Interface dataset entries:

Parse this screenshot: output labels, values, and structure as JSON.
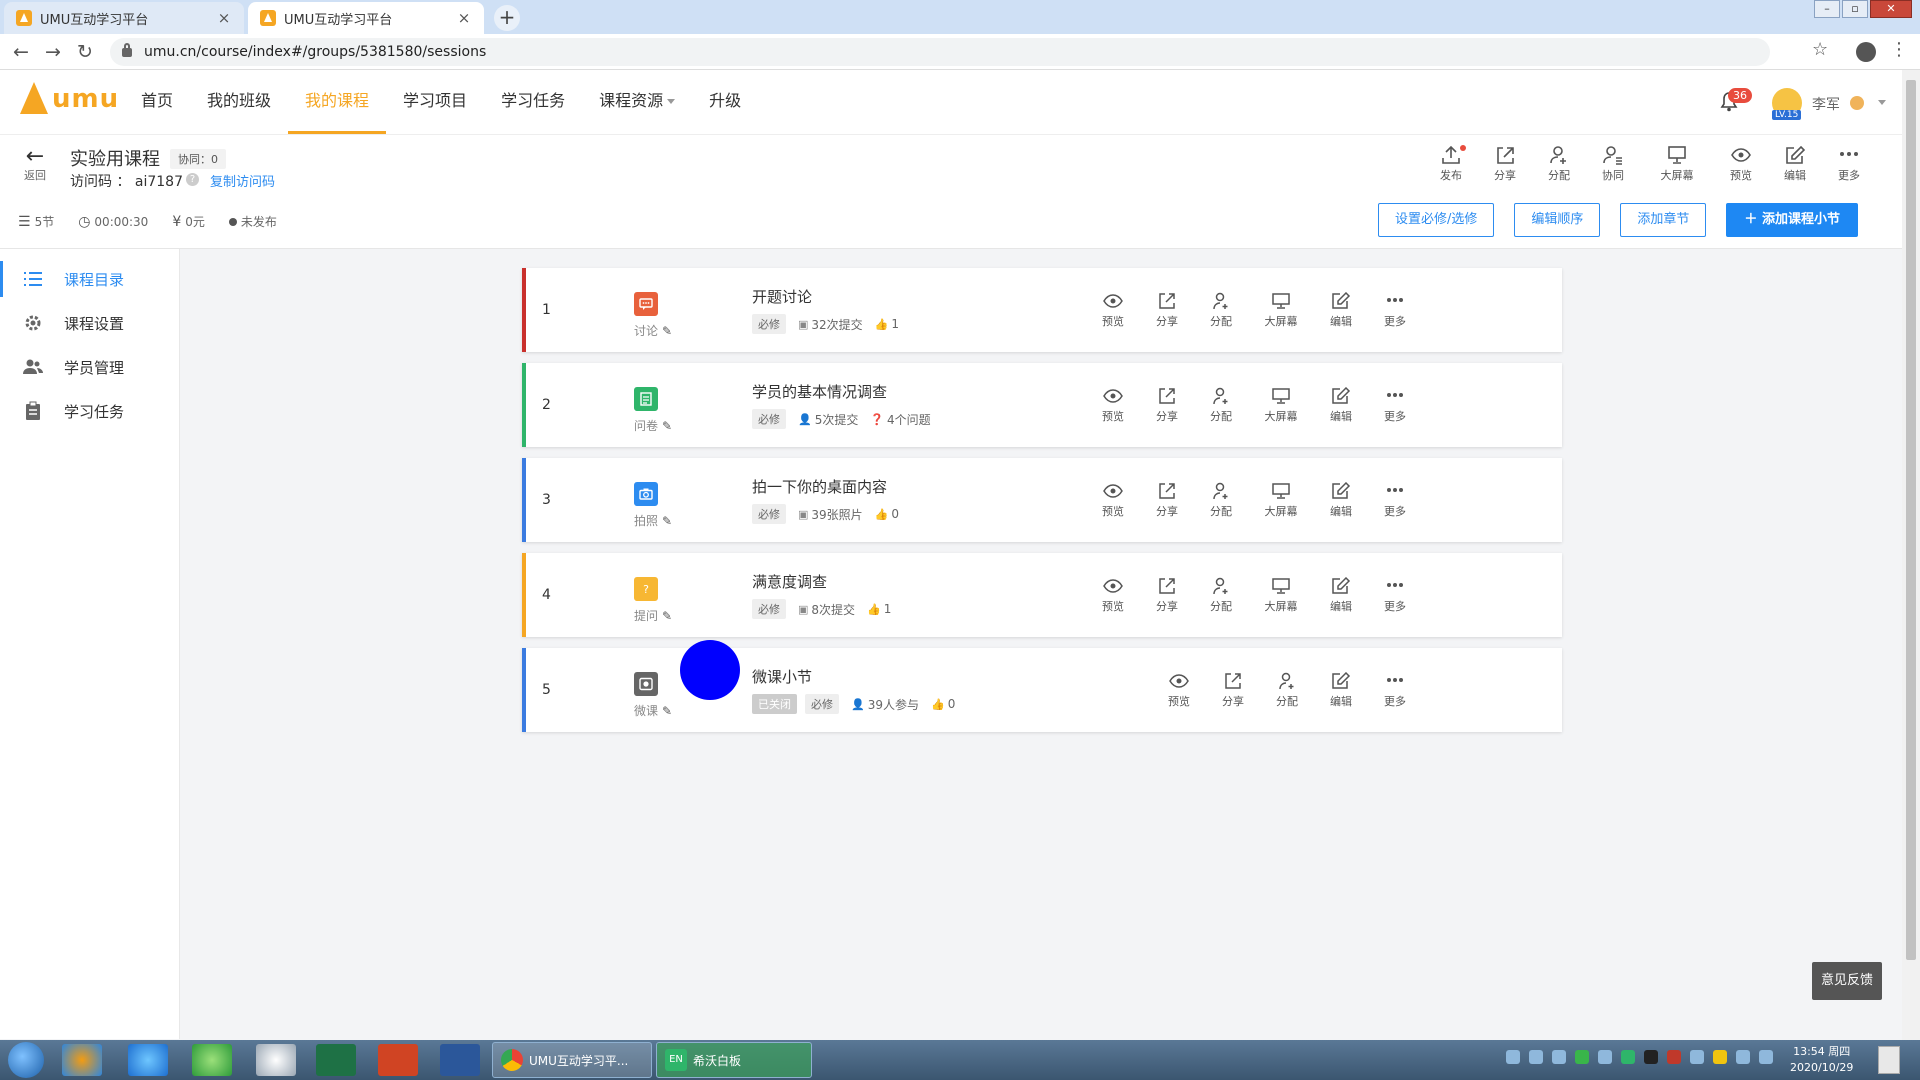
{
  "browser": {
    "tabs": [
      {
        "title": "UMU互动学习平台",
        "active": false
      },
      {
        "title": "UMU互动学习平台",
        "active": true
      }
    ],
    "url": "umu.cn/course/index#/groups/5381580/sessions"
  },
  "header": {
    "logo_text": "umu",
    "nav": [
      "首页",
      "我的班级",
      "我的课程",
      "学习项目",
      "学习任务",
      "课程资源",
      "升级"
    ],
    "active_nav": "我的课程",
    "notification_count": "36",
    "level": "LV.15",
    "user_name": "李军"
  },
  "course": {
    "back_label": "返回",
    "title": "实验用课程",
    "collab_tag": "协同：0",
    "access_label": "访问码 ： ai7187",
    "copy_link": "复制访问码",
    "meta": {
      "sections": "5节",
      "duration": "00:00:30",
      "price": "0元",
      "status": "未发布"
    },
    "tools": [
      "发布",
      "分享",
      "分配",
      "协同",
      "大屏幕",
      "预览",
      "编辑",
      "更多"
    ],
    "buttons": {
      "required": "设置必修/选修",
      "order": "编辑顺序",
      "add_chapter": "添加章节",
      "add_section": "添加课程小节"
    }
  },
  "sidebar": {
    "items": [
      {
        "label": "课程目录",
        "icon": "list-icon",
        "active": true
      },
      {
        "label": "课程设置",
        "icon": "gear-icon",
        "active": false
      },
      {
        "label": "学员管理",
        "icon": "users-icon",
        "active": false
      },
      {
        "label": "学习任务",
        "icon": "clipboard-icon",
        "active": false
      }
    ]
  },
  "sessions": [
    {
      "num": "1",
      "type": "讨论",
      "color": "#e8613c",
      "bar": "#c9302c",
      "title": "开题讨论",
      "closed": null,
      "required": "必修",
      "stat1": "32次提交",
      "stat2": "1",
      "stat2_icon": "like",
      "actions": [
        "预览",
        "分享",
        "分配",
        "大屏幕",
        "编辑",
        "更多"
      ]
    },
    {
      "num": "2",
      "type": "问卷",
      "color": "#2fb56a",
      "bar": "#2fb56a",
      "title": "学员的基本情况调查",
      "closed": null,
      "required": "必修",
      "stat1": "5次提交",
      "stat2": "4个问题",
      "stat2_icon": "question",
      "actions": [
        "预览",
        "分享",
        "分配",
        "大屏幕",
        "编辑",
        "更多"
      ]
    },
    {
      "num": "3",
      "type": "拍照",
      "color": "#2d8cf0",
      "bar": "#3b7be0",
      "title": "拍一下你的桌面内容",
      "closed": null,
      "required": "必修",
      "stat1": "39张照片",
      "stat2": "0",
      "stat2_icon": "like",
      "actions": [
        "预览",
        "分享",
        "分配",
        "大屏幕",
        "编辑",
        "更多"
      ]
    },
    {
      "num": "4",
      "type": "提问",
      "color": "#f7b733",
      "bar": "#f5a623",
      "title": "满意度调查",
      "closed": null,
      "required": "必修",
      "stat1": "8次提交",
      "stat2": "1",
      "stat2_icon": "like",
      "actions": [
        "预览",
        "分享",
        "分配",
        "大屏幕",
        "编辑",
        "更多"
      ]
    },
    {
      "num": "5",
      "type": "微课",
      "color": "#666666",
      "bar": "#3b7be0",
      "title": "微课小节",
      "closed": "已关闭",
      "required": "必修",
      "stat1": "39人参与",
      "stat2": "0",
      "stat2_icon": "like",
      "actions": [
        "预览",
        "分享",
        "分配",
        "编辑",
        "更多"
      ]
    }
  ],
  "feedback": "意见反馈",
  "taskbar": {
    "windows": [
      "UMU互动学习平...",
      "希沃白板"
    ],
    "ime": "EN",
    "time": "13:54 周四",
    "date": "2020/10/29"
  }
}
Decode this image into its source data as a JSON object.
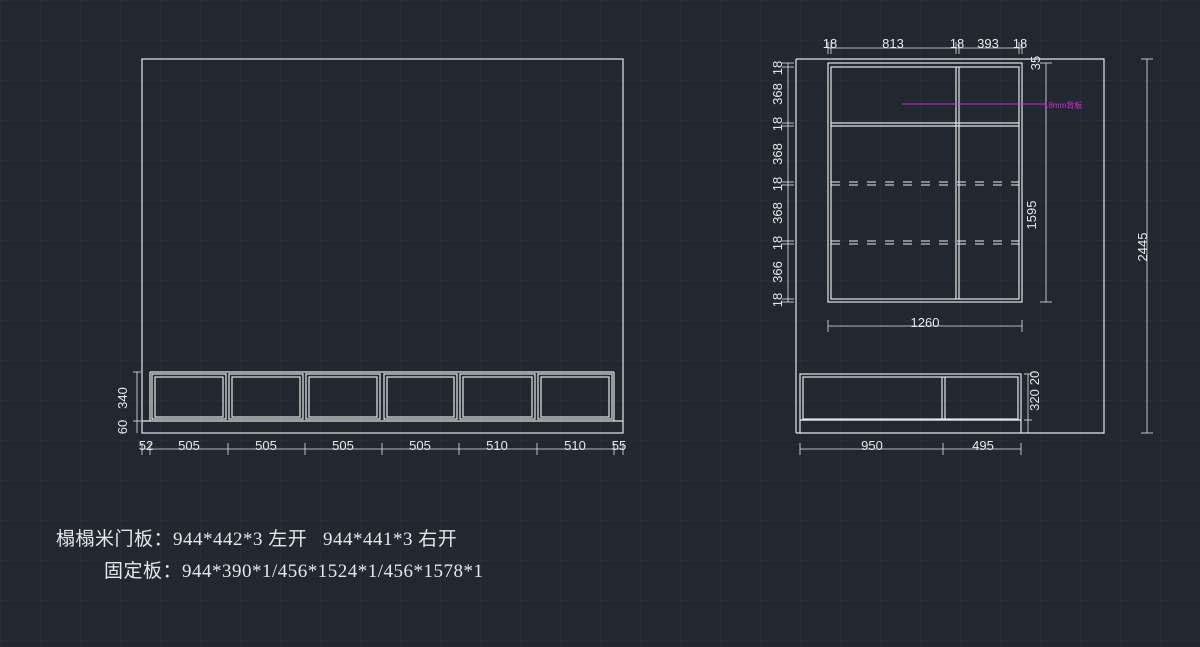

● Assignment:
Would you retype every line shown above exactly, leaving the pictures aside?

● Exercise solution:
Parse this screenshot: output labels, values, and structure as JSON.
{
  "browser": {
    "tabs": [
      {
        "title": "UMU互动学习平台",
        "active": false
      },
      {
        "title": "UMU互动学习平台",
        "active": true
      }
    ],
    "url": "umu.cn/course/index#/groups/5381580/sessions"
  },
  "header": {
    "logo_text": "umu",
    "nav": [
      "首页",
      "我的班级",
      "我的课程",
      "学习项目",
      "学习任务",
      "课程资源",
      "升级"
    ],
    "active_nav": "我的课程",
    "notification_count": "36",
    "level": "LV.15",
    "user_name": "李军"
  },
  "course": {
    "back_label": "返回",
    "title": "实验用课程",
    "collab_tag": "协同：0",
    "access_label": "访问码 ： ai7187",
    "copy_link": "复制访问码",
    "meta": {
      "sections": "5节",
      "duration": "00:00:30",
      "price": "0元",
      "status": "未发布"
    },
    "tools": [
      "发布",
      "分享",
      "分配",
      "协同",
      "大屏幕",
      "预览",
      "编辑",
      "更多"
    ],
    "buttons": {
      "required": "设置必修/选修",
      "order": "编辑顺序",
      "add_chapter": "添加章节",
      "add_section": "添加课程小节"
    }
  },
  "sidebar": {
    "items": [
      {
        "label": "课程目录",
        "icon": "list-icon",
        "active": true
      },
      {
        "label": "课程设置",
        "icon": "gear-icon",
        "active": false
      },
      {
        "label": "学员管理",
        "icon": "users-icon",
        "active": false
      },
      {
        "label": "学习任务",
        "icon": "clipboard-icon",
        "active": false
      }
    ]
  },
  "sessions": [
    {
      "num": "1",
      "type": "讨论",
      "color": "#e8613c",
      "bar": "#c9302c",
      "title": "开题讨论",
      "closed": null,
      "required": "必修",
      "stat1": "32次提交",
      "stat2": "1",
      "stat2_icon": "like",
      "actions": [
        "预览",
        "分享",
        "分配",
        "大屏幕",
        "编辑",
        "更多"
      ]
    },
    {
      "num": "2",
      "type": "问卷",
      "color": "#2fb56a",
      "bar": "#2fb56a",
      "title": "学员的基本情况调查",
      "closed": null,
      "required": "必修",
      "stat1": "5次提交",
      "stat2": "4个问题",
      "stat2_icon": "question",
      "actions": [
        "预览",
        "分享",
        "分配",
        "大屏幕",
        "编辑",
        "更多"
      ]
    },
    {
      "num": "3",
      "type": "拍照",
      "color": "#2d8cf0",
      "bar": "#3b7be0",
      "title": "拍一下你的桌面内容",
      "closed": null,
      "required": "必修",
      "stat1": "39张照片",
      "stat2": "0",
      "stat2_icon": "like",
      "actions": [
        "预览",
        "分享",
        "分配",
        "大屏幕",
        "编辑",
        "更多"
      ]
    },
    {
      "num": "4",
      "type": "提问",
      "color": "#f7b733",
      "bar": "#f5a623",
      "title": "满意度调查",
      "closed": null,
      "required": "必修",
      "stat1": "8次提交",
      "stat2": "1",
      "stat2_icon": "like",
      "actions": [
        "预览",
        "分享",
        "分配",
        "大屏幕",
        "编辑",
        "更多"
      ]
    },
    {
      "num": "5",
      "type": "微课",
      "color": "#666666",
      "bar": "#3b7be0",
      "title": "微课小节",
      "closed": "已关闭",
      "required": "必修",
      "stat1": "39人参与",
      "stat2": "0",
      "stat2_icon": "like",
      "actions": [
        "预览",
        "分享",
        "分配",
        "编辑",
        "更多"
      ]
    }
  ],
  "feedback": "意见反馈",
  "taskbar": {
    "windows": [
      "UMU互动学习平...",
      "希沃白板"
    ],
    "ime": "EN",
    "time": "13:54 周四",
    "date": "2020/10/29"
  }
}
Decode this image into its source data as a JSON object.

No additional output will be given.